November 8, 2015

The Right to Remain Silent in a Civil Context

That refusing to respond to questions does not justify an arrest for obstruction of governmental administration (OGA) has just been affirmed by the Second Circuit Court of Appeals. It's sort of an important decision. Many of the routine civil rights cases that I see involve the issue of respect and authority. Simple exchanges rapidly escalate and lost all semblance of proportionality to everyone's detriment. People are often needlessly hurt and arrested, and preconceptions are reinforced all the way around.

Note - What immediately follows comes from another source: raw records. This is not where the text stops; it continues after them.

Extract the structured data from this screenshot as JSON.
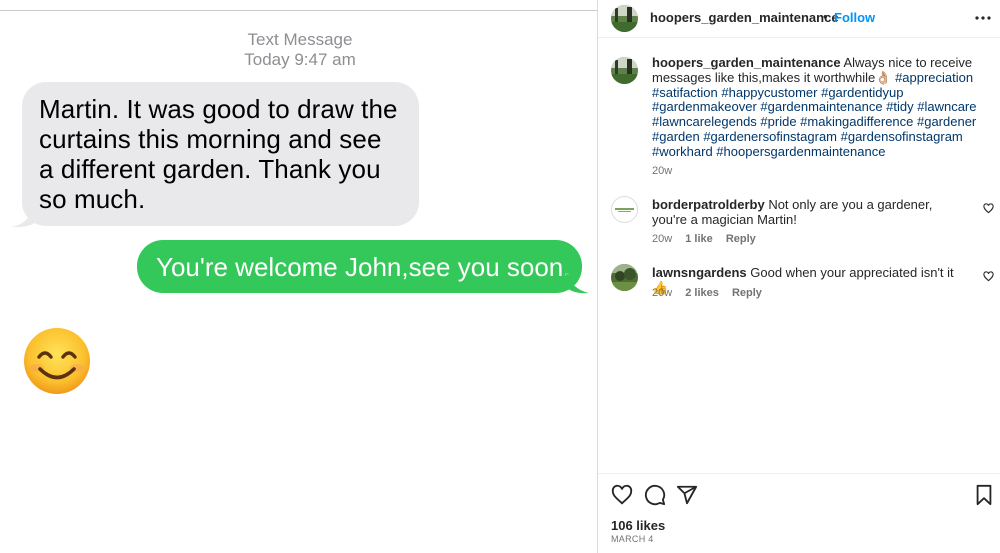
{
  "message_screenshot": {
    "meta_line1": "Text Message",
    "meta_line2": "Today 9:47 am",
    "incoming_text": "Martin. It was good to draw the curtains this morning and see a different garden. Thank you so much.",
    "outgoing_text": "You're welcome John,see you soon.",
    "emoji_icon": "smiling-face-emoji",
    "colors": {
      "incoming_bubble": "#e9e9eb",
      "outgoing_bubble": "#34c759",
      "meta_text": "#8e8e93"
    }
  },
  "post_header": {
    "username": "hoopers_garden_maintenance",
    "separator": "•",
    "follow_label": "Follow",
    "more_icon": "more-horizontal-icon"
  },
  "caption": {
    "username": "hoopers_garden_maintenance",
    "text": "Always nice to receive messages like this,makes it worthwhile👌🏼",
    "hashtags": "#appreciation #satifaction #happycustomer #gardentidyup #gardenmakeover #gardenmaintenance #tidy #lawncare #lawncarelegends #pride #makingadifference #gardener #garden #gardenersofinstagram #gardensofinstagram #workhard #hoopersgardenmaintenance",
    "time": "20w"
  },
  "comments": [
    {
      "username": "borderpatrolderby",
      "text": "Not only are you a gardener, you're a magician Martin!",
      "time": "20w",
      "likes": "1 like",
      "reply": "Reply"
    },
    {
      "username": "lawnsngardens",
      "text": "Good when your appreciated isn't it 👍",
      "time": "20w",
      "likes": "2 likes",
      "reply": "Reply"
    }
  ],
  "footer": {
    "likes": "106 likes",
    "date": "MARCH 4",
    "icons": [
      "heart-icon",
      "comment-icon",
      "share-icon",
      "bookmark-icon"
    ]
  },
  "colors": {
    "link_blue": "#0095f6",
    "hashtag": "#00376b",
    "secondary_text": "#737373"
  }
}
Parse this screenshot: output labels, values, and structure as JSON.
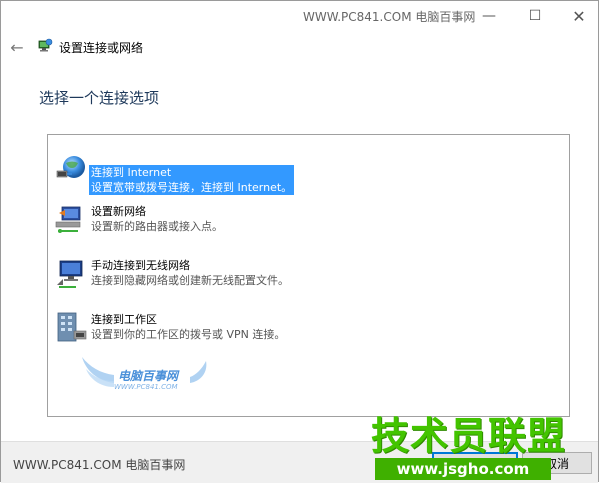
{
  "titlebar": {
    "watermark": "WWW.PC841.COM 电脑百事网",
    "minimize_glyph": "—",
    "maximize_glyph": "☐",
    "close_glyph": "✕"
  },
  "header": {
    "back_glyph": "←",
    "title": "设置连接或网络",
    "icon": "network-setup-icon"
  },
  "page_title": "选择一个连接选项",
  "options": [
    {
      "title": "连接到 Internet",
      "desc": "设置宽带或拨号连接，连接到 Internet。",
      "icon": "globe-icon",
      "selected": true
    },
    {
      "title": "设置新网络",
      "desc": "设置新的路由器或接入点。",
      "icon": "router-icon",
      "selected": false
    },
    {
      "title": "手动连接到无线网络",
      "desc": "连接到隐藏网络或创建新无线配置文件。",
      "icon": "wireless-monitor-icon",
      "selected": false
    },
    {
      "title": "连接到工作区",
      "desc": "设置到你的工作区的拨号或 VPN 连接。",
      "icon": "workplace-icon",
      "selected": false
    }
  ],
  "list_watermark": {
    "name": "电脑百事网",
    "url": "WWW.PC841.COM"
  },
  "footer": {
    "watermark": "WWW.PC841.COM 电脑百事网",
    "next_label": "",
    "cancel_label": "取消"
  },
  "brand": {
    "name": "技术员联盟",
    "url": "www.jsgho.com"
  },
  "colors": {
    "selection": "#3399ff",
    "page_title": "#1e395b",
    "brand_green": "#43c400",
    "footer_bg": "#f0f0f0"
  }
}
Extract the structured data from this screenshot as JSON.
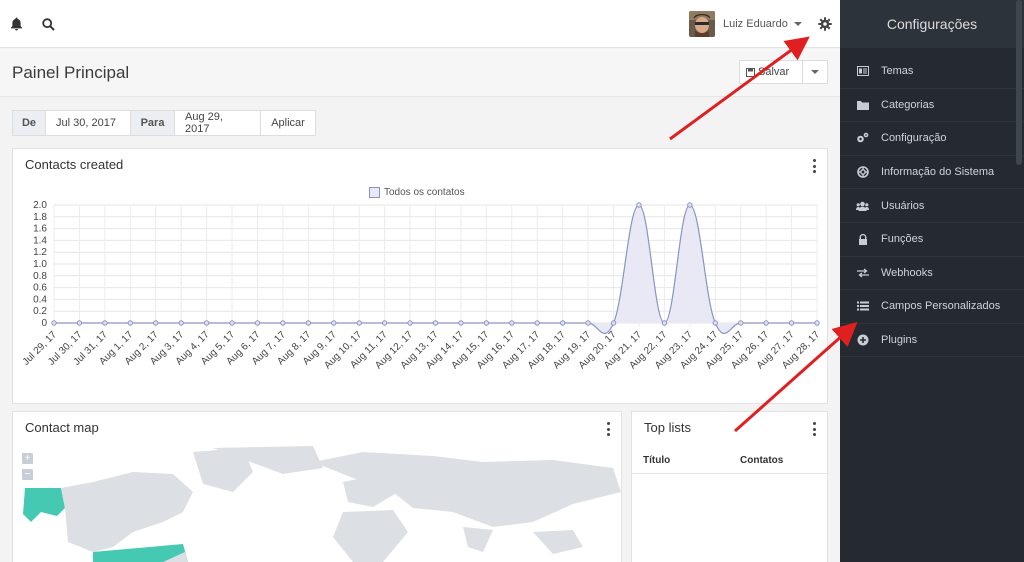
{
  "header": {
    "user_name": "Luiz Eduardo"
  },
  "page": {
    "title": "Painel Principal",
    "save_label": "Salvar"
  },
  "date_filter": {
    "from_label": "De",
    "from_value": "Jul 30, 2017",
    "to_label": "Para",
    "to_value": "Aug 29, 2017",
    "apply_label": "Aplicar"
  },
  "contacts_card": {
    "title": "Contacts created"
  },
  "chart_data": {
    "type": "area",
    "legend": [
      "Todos os contatos"
    ],
    "categories": [
      "Jul 29, 17",
      "Jul 30, 17",
      "Jul 31, 17",
      "Aug 1, 17",
      "Aug 2, 17",
      "Aug 3, 17",
      "Aug 4, 17",
      "Aug 5, 17",
      "Aug 6, 17",
      "Aug 7, 17",
      "Aug 8, 17",
      "Aug 9, 17",
      "Aug 10, 17",
      "Aug 11, 17",
      "Aug 12, 17",
      "Aug 13, 17",
      "Aug 14, 17",
      "Aug 15, 17",
      "Aug 16, 17",
      "Aug 17, 17",
      "Aug 18, 17",
      "Aug 19, 17",
      "Aug 20, 17",
      "Aug 21, 17",
      "Aug 22, 17",
      "Aug 23, 17",
      "Aug 24, 17",
      "Aug 25, 17",
      "Aug 26, 17",
      "Aug 27, 17",
      "Aug 28, 17"
    ],
    "series": [
      {
        "name": "Todos os contatos",
        "values": [
          0,
          0,
          0,
          0,
          0,
          0,
          0,
          0,
          0,
          0,
          0,
          0,
          0,
          0,
          0,
          0,
          0,
          0,
          0,
          0,
          0,
          0,
          0,
          2,
          0,
          2,
          0,
          0,
          0,
          0,
          0
        ]
      }
    ],
    "yticks": [
      "0",
      "0.2",
      "0.4",
      "0.6",
      "0.8",
      "1.0",
      "1.2",
      "1.4",
      "1.6",
      "1.8",
      "2.0"
    ],
    "ylim": [
      0,
      2
    ],
    "grid": true,
    "legend_position": "top-center",
    "colors": {
      "line": "#8a93c4",
      "fill": "#e8e9f5"
    }
  },
  "map_card": {
    "title": "Contact map",
    "zoom_in": "+",
    "zoom_out": "−",
    "colors": {
      "land": "#dcdfe4",
      "highlight": "#45c9b3"
    }
  },
  "top_lists": {
    "title": "Top lists",
    "columns": [
      "Título",
      "Contatos"
    ]
  },
  "sidebar": {
    "title": "Configurações",
    "items": [
      {
        "label": "Temas",
        "icon": "themes-icon"
      },
      {
        "label": "Categorias",
        "icon": "folder-icon"
      },
      {
        "label": "Configuração",
        "icon": "gears-icon"
      },
      {
        "label": "Informação do Sistema",
        "icon": "lifebuoy-icon"
      },
      {
        "label": "Usuários",
        "icon": "users-icon"
      },
      {
        "label": "Funções",
        "icon": "lock-icon"
      },
      {
        "label": "Webhooks",
        "icon": "exchange-icon"
      },
      {
        "label": "Campos Personalizados",
        "icon": "list-icon"
      },
      {
        "label": "Plugins",
        "icon": "plus-circle-icon"
      }
    ]
  },
  "colors": {
    "sidebar_bg": "#252a30",
    "annotation_arrow": "#e02020"
  }
}
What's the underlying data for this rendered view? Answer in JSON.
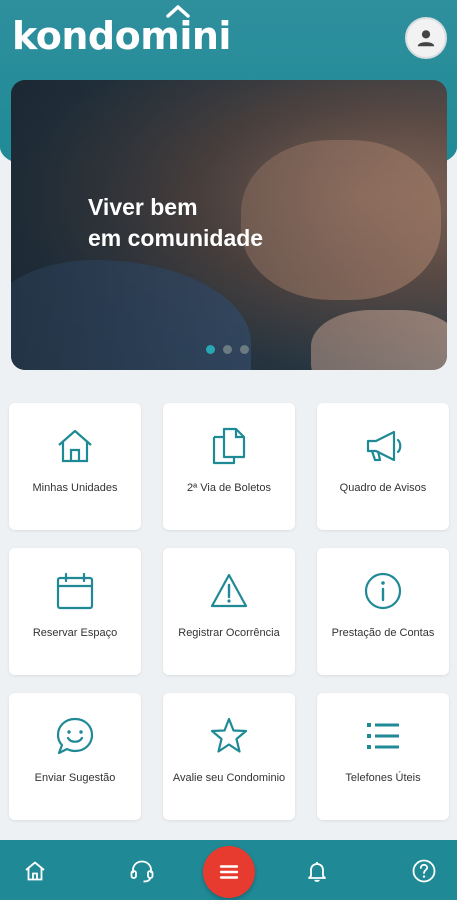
{
  "app": {
    "logo_text": "kondomini"
  },
  "banner": {
    "title_line1": "Viver bem",
    "title_line2": "em comunidade",
    "slide_count": 3,
    "active_slide": 1
  },
  "menu": {
    "items": [
      {
        "label": "Minhas Unidades",
        "icon": "home-icon"
      },
      {
        "label": "2ª Via de Boletos",
        "icon": "documents-icon"
      },
      {
        "label": "Quadro de Avisos",
        "icon": "megaphone-icon"
      },
      {
        "label": "Reservar Espaço",
        "icon": "calendar-icon"
      },
      {
        "label": "Registrar Ocorrência",
        "icon": "warning-icon"
      },
      {
        "label": "Prestação de Contas",
        "icon": "info-icon"
      },
      {
        "label": "Enviar Sugestão",
        "icon": "chat-smile-icon"
      },
      {
        "label": "Avalie seu Condominio",
        "icon": "star-icon"
      },
      {
        "label": "Telefones Úteis",
        "icon": "list-icon"
      }
    ]
  },
  "bottom_nav": {
    "items": [
      "home-icon",
      "headset-icon",
      "menu-icon",
      "bell-icon",
      "help-icon"
    ]
  },
  "colors": {
    "primary": "#1f8a96",
    "accent": "#28a8b6",
    "fab": "#e63b2e"
  }
}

A classic example is when a police officer demands identification or an explanation for why the person is somewhere or where he is going to or coming from. These are the sorts of inquiries that are almost never made of certain people or in certain neighborhoods. Put differently, officers then to behave this way in poor areas populated by communities of color, who are sensitive to such race-based policing. When the person declines, the officer sees it as a sign of disrespect to him and his badge, and usually goes all in. As both sides dig in their heels it becomes clear that the only way the officer is getting the info is by forcibly taking it, but to do so without assistance would be foolish, so he radios for help. Moments later, backed up by another half-dozen officers, a forcible takedown is made. The civilian does not fight, but stiffens up, perhaps instinctively, perhaps out of anger, and more force is applied. Words are exchanged and batons or asps might be swung, pepper spray may be deployed. Crowds gather, filming and loudly complaining. The officers get nervous and call for even more backup. The original civilian is arrested because, if nothing else, the police now need to create a narrative to justify and explain all their conduct. The cold truth will usually not suffice, so it is embellished and ginned up until there are enough facts to justify the stop and the subsequent use of force. In cases that make it to lawyers like me, the charges are dismissed and litigation follows.